There are other options for filling in areas of your image that need additional light. A reflector is a very common and inexpensive accessory that you can use to bounce light back onto your subject. You can buy these at any camera store, but you could even use a large piece of white foam core or anything that is reflective (like a sunshade for the windshield of your car) to get similar results.
Metering Mode for Portraits
Your camera gives you four different metering modes that tell it where and how to meter the light. Each mode has a unique way of reading the scene, and which mode you use will depend on the environment you are shooting in.

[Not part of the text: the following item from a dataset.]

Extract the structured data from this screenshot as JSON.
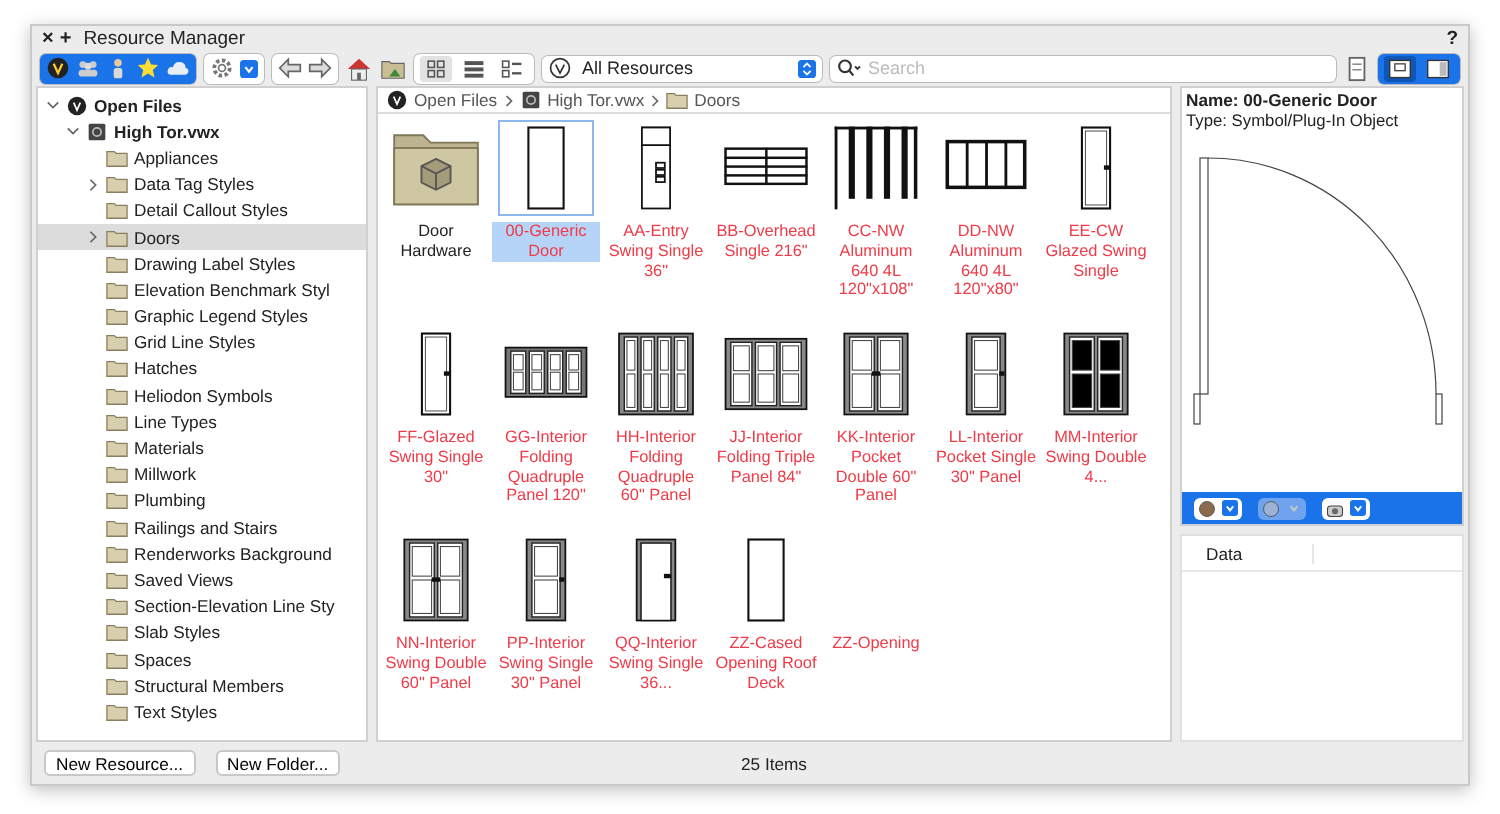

I use the Evaluative metering mode for the majority of my work, and this mode is ideal for portraits. However, sometimes you’ll run into situations where the background is much darker or lighter than the person you are photographing, which could give you an incorrect exposure. In these cases, you’ll want to use Partial metering, which will meter a smaller portion of the center of the frame (Figure 4.6). The great thing about digital SLRs is that with instant feedback on the LCD, you are able to make adjustments as needed if the metering mode didn’t measure the light properly.
Figure 4.6 The shaded circle in the center represents the area in your image from which the Partial metering mode will meter while you are looking through the viewfinder.
ISO 100 • 1/125 sec. • f/6.7 • 40mm lens
Selecting a metering mode
Press the Q button on the back of the camera to bring up the Quick Control screen, and then use the Multi-Controller to select the metering mode at the bottom of the screen (A).
Press the Set button, and then choose the metering mode that you would like to use (I recommend starting with Evaluative) (B).
You can also change this setting on the LCD panel on the top of the camera. Just press the Metering Mode selection button and use the Main Dial to scroll through the different settings (C).
Shooting with the AE Lock feature
Once you select your metering, you can lock that setting in your camera temporarily if you want to recompose your image—for example, if you are in an environment where there is sufficient light on your subject but the background is significantly brighter or darker. The metering in your camera is continuous, meaning it will change depending on where the center of the viewfinder is pointed. If you want to compose the image so that the person is off-center, the camera will meter the wrong part of the scene.
To correct this, you can meter for one part of the image (your subject), lock down those settings so they don’t change, and then recompose the scene and take your photo. Here’s how to use the AE Lock feature on the 70D:
- While looking through the viewfinder, place the center focus point on your subject.
Press the AE Lock button to get a meter reading and lock the exposure settings (Figure 4.7). You’ll notice an asterisk just to the right of the Battery check icon inside of the viewfinder, which indicates that you have locked your exposure.
Now recompose your shot and then take the photo; your camera will maintain the exposure of the area where you originally locked it.